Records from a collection
• • •

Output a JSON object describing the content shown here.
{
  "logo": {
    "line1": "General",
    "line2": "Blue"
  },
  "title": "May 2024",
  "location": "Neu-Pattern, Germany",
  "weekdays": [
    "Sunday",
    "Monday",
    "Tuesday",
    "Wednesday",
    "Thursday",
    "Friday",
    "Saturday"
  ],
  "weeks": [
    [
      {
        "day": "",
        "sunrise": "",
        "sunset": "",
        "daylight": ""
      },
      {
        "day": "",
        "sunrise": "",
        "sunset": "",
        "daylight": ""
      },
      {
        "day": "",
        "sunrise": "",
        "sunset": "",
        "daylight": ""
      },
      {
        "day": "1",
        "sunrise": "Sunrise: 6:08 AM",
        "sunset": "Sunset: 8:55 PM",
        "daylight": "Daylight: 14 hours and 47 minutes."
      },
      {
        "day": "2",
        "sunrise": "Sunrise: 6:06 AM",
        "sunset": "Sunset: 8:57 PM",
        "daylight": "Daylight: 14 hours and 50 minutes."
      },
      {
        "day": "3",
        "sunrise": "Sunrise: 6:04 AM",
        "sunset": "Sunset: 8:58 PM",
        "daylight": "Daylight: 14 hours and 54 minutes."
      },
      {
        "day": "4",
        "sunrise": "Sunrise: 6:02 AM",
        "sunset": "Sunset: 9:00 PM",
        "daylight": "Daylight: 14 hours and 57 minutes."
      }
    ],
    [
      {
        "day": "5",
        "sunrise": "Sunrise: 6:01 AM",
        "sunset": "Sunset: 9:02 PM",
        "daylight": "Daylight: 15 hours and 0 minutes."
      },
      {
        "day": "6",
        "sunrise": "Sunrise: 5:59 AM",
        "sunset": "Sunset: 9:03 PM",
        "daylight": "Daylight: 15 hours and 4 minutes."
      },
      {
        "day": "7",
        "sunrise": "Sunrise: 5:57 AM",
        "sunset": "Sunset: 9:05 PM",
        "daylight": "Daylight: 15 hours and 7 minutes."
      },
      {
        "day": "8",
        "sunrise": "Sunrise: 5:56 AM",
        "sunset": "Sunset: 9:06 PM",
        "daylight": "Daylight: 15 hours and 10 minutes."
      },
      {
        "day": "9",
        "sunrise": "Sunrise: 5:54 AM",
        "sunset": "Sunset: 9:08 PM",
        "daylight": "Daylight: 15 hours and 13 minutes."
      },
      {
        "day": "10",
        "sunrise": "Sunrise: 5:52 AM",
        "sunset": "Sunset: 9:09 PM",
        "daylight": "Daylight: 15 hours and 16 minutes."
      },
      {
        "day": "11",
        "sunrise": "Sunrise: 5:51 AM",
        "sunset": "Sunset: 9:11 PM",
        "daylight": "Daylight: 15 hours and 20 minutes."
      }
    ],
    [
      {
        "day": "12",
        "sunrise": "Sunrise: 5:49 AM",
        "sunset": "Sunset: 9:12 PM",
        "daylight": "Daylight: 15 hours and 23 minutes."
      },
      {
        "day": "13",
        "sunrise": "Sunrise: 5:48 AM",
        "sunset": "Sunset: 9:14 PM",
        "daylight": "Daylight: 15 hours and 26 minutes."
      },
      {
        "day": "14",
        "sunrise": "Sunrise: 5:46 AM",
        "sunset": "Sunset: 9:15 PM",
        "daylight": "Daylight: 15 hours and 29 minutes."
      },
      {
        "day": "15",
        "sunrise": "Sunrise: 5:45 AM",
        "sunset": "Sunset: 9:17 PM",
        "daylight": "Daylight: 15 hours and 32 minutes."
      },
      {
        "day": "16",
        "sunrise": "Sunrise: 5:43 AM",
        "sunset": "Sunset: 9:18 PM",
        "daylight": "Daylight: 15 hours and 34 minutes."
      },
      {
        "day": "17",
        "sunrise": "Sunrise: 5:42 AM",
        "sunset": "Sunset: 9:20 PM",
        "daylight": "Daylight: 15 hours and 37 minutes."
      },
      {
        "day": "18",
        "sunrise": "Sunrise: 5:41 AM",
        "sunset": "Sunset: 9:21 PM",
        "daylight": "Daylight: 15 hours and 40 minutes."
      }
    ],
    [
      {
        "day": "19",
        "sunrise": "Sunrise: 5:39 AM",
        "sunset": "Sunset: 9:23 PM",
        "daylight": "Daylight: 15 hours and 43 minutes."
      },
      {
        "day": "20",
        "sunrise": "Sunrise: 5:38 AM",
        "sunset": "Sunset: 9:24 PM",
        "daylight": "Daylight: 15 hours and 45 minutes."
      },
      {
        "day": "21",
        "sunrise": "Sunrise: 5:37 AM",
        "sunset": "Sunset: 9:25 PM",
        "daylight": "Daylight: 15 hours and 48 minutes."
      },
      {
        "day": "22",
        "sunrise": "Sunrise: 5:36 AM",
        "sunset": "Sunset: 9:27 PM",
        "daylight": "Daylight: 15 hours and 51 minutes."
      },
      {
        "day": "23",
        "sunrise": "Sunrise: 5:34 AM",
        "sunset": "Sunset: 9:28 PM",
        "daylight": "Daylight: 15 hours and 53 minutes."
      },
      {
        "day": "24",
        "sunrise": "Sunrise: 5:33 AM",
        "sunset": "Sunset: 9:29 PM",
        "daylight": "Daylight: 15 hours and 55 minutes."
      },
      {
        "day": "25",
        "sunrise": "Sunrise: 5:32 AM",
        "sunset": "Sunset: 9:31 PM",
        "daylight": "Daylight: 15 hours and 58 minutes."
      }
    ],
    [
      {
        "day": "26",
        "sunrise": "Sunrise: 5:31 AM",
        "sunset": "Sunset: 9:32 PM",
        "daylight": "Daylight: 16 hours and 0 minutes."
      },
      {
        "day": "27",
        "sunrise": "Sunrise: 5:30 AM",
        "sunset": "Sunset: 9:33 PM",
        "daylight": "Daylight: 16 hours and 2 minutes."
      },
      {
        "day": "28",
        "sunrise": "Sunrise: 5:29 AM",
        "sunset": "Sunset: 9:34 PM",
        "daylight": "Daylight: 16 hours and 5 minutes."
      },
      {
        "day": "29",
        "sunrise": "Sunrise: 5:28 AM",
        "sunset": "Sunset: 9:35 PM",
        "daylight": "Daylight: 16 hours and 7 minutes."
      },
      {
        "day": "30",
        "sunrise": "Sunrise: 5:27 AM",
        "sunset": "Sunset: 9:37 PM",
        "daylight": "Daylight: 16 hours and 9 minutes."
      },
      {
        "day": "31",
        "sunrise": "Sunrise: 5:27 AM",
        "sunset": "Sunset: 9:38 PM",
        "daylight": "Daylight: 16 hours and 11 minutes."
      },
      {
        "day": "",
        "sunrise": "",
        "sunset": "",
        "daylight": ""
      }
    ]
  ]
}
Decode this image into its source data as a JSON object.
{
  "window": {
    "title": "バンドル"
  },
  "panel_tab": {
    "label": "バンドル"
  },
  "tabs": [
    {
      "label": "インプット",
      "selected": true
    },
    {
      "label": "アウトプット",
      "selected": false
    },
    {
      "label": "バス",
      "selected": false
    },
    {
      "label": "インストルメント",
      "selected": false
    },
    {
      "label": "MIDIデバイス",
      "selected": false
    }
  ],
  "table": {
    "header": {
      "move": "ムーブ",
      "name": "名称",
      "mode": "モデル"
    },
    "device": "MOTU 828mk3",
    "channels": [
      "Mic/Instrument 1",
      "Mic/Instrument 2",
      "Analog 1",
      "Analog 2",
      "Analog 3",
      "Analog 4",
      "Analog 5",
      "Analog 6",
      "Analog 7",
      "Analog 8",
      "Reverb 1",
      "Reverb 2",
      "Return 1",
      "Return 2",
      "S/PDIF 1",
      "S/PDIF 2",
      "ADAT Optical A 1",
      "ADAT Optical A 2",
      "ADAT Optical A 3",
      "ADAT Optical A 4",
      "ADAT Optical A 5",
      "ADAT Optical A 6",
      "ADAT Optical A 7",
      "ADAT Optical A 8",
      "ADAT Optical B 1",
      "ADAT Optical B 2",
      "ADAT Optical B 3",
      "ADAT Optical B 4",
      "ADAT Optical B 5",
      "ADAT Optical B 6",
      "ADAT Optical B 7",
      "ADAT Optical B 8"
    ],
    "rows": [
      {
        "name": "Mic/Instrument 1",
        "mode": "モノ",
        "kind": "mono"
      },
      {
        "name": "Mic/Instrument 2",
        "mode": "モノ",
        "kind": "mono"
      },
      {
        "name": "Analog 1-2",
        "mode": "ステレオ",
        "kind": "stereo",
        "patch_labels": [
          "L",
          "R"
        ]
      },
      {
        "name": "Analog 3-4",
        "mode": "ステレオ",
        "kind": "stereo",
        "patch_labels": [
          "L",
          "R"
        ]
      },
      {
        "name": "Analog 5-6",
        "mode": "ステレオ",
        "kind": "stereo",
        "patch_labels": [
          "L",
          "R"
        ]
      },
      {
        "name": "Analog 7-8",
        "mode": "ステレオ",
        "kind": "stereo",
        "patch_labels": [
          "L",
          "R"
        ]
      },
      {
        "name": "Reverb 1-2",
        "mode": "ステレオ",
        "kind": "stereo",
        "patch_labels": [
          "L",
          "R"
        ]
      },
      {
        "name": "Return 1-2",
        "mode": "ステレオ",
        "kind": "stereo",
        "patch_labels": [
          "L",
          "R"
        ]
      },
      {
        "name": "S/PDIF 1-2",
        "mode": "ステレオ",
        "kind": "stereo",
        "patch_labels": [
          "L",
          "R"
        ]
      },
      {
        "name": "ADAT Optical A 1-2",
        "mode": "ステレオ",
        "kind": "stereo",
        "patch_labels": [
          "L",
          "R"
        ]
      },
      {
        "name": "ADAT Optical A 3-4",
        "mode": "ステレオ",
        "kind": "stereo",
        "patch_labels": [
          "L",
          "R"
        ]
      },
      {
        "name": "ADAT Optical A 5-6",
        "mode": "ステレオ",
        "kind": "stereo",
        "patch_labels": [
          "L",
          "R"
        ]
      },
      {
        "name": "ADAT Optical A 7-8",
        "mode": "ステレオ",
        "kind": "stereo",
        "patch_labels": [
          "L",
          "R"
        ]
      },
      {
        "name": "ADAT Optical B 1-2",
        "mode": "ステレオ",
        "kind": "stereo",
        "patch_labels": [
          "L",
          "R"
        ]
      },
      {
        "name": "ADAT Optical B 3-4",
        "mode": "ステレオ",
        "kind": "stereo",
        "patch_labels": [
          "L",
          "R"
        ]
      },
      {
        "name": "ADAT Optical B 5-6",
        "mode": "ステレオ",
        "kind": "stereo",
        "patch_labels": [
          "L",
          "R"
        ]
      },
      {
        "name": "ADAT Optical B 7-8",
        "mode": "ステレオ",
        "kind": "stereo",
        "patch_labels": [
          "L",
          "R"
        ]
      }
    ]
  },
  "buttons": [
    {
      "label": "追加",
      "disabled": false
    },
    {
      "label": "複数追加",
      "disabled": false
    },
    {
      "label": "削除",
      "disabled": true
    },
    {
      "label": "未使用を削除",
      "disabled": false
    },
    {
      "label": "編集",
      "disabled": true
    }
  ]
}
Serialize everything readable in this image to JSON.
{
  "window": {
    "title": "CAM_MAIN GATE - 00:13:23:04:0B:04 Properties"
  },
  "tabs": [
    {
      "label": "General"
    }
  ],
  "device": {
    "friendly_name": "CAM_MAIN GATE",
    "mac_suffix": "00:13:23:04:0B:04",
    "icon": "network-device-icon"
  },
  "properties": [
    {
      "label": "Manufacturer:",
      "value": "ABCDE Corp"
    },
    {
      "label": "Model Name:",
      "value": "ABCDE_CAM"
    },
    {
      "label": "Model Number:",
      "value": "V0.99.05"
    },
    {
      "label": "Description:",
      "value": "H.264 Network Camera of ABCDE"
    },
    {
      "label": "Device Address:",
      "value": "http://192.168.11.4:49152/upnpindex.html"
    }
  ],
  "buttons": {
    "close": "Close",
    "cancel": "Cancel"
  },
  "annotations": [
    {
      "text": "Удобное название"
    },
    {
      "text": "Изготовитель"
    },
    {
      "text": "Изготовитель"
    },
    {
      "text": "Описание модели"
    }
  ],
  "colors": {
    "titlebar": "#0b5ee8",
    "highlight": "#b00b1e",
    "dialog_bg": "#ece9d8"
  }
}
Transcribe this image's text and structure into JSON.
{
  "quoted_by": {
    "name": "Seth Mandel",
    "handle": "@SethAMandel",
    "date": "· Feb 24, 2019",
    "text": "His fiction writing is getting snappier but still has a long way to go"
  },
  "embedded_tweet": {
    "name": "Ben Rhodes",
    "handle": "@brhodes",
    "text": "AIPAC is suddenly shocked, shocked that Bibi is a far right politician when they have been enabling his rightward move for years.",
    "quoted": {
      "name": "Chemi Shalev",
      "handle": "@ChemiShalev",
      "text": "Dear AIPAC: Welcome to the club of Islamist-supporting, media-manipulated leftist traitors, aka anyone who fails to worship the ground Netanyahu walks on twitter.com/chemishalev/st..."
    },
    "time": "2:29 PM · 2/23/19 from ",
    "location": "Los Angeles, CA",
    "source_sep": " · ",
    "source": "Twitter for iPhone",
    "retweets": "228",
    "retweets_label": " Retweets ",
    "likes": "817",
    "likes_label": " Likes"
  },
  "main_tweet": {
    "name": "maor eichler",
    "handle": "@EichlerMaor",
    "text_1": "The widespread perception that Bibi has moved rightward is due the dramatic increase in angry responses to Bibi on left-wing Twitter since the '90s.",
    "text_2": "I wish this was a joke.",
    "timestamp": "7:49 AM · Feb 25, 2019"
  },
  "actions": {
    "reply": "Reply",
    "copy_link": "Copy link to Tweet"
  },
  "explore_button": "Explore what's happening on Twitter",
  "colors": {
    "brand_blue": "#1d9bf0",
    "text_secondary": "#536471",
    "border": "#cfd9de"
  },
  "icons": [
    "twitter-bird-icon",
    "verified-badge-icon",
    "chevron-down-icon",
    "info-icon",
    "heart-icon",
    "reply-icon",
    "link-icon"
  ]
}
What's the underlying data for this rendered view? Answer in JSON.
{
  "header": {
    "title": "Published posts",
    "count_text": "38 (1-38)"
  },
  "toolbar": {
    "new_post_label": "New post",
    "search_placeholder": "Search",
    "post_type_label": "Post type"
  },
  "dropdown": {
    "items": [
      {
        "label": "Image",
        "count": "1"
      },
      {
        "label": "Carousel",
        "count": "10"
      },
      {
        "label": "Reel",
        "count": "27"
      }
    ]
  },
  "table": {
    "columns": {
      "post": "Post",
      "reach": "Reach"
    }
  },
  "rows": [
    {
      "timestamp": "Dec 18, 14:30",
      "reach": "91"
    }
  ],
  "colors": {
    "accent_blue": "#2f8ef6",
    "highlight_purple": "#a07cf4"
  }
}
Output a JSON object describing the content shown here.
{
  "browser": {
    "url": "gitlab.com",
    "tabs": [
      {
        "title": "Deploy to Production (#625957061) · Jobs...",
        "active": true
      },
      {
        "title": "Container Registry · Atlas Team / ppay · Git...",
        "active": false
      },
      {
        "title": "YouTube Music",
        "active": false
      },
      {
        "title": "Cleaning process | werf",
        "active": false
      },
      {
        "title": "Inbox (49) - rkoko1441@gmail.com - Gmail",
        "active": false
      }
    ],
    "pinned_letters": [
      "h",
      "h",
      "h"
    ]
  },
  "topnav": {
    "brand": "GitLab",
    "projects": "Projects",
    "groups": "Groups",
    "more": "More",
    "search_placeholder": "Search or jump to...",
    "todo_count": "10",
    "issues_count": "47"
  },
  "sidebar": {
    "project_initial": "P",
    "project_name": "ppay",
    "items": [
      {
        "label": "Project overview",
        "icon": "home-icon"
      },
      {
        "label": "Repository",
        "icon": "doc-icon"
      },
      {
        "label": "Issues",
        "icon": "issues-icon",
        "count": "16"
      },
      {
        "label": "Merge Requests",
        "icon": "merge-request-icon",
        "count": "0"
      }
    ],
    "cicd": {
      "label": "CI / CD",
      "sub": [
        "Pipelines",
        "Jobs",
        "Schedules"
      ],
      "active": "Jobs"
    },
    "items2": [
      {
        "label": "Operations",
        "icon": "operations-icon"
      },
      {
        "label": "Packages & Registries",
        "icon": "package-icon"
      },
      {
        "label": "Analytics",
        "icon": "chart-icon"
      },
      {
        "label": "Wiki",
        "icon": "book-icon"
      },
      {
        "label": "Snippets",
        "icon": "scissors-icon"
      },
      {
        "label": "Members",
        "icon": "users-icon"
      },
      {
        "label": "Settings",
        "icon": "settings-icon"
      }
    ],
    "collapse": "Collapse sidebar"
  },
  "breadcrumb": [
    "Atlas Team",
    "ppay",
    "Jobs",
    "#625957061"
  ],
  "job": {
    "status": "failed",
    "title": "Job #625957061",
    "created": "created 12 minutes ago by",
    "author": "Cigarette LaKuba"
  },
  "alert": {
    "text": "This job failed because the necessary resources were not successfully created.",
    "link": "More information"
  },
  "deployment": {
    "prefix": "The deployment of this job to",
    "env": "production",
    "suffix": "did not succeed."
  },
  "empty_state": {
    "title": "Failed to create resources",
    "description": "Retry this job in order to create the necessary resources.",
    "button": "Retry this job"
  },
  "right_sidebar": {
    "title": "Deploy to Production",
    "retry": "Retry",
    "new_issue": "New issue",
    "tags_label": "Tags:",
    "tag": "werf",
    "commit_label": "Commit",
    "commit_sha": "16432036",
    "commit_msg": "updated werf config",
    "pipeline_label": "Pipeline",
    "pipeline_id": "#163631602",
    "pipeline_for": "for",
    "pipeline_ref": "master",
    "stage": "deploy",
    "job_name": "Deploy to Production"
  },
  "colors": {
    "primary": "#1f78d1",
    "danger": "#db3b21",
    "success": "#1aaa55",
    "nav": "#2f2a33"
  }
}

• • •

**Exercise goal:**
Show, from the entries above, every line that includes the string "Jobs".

**Answer to this exercise:**
        "title": "Deploy to Production (#625957061) · Jobs...",
        "Jobs",
      "active": "Jobs"
    "Jobs",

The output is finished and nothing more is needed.